Corn ethanol plants take corn kernals and squeeze the sugar out. The sugar is fermented into ethanol. The left-over part is called "distiller grain", which really is junk food fed to cows. VeraSun (a very big corn ethanol company) is building a factory to take the distiller grain and squeeze the oil out of it. It then will use the oil to make biodiesel fuel.
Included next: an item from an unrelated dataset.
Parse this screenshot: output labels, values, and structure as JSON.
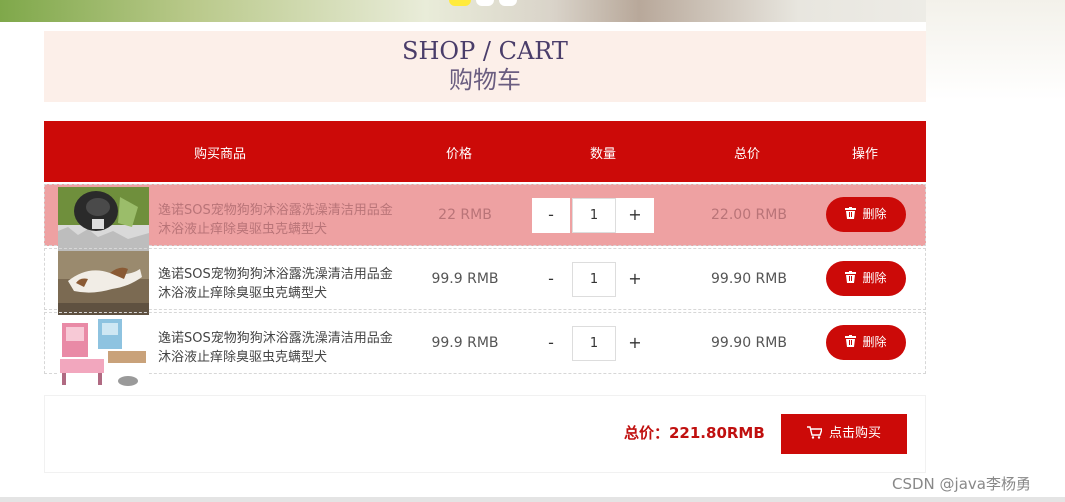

This is another example of the corn ethanol industry realizing that you must constantly become more efficient or you will go out of business.
VeraSun Gets Two For One
VeraSun Energy Corporation, one of the nation’s largest ethanol producers, today announced that it began work on an oil extraction facility at its 120 million-gallon-per-year (MMGY) ethanol biorefinery located near Aurora, S.D. The facility will utilize a technology designed to extract corn oil from distillers grains, a co-product of the ethanol production process.
Production is targeted to begin in the fourth quarter of 2008 and the process is expected to yield 7-8 million gallons of corn oil annually from 390,000 tons of distillers grains. The corn oil will be made available for sale to the biodiesel market. One gallon of corn oil yields approximately one gallon of biodiesel, increasing the production of renewable fuels without creating additional feedstock demand.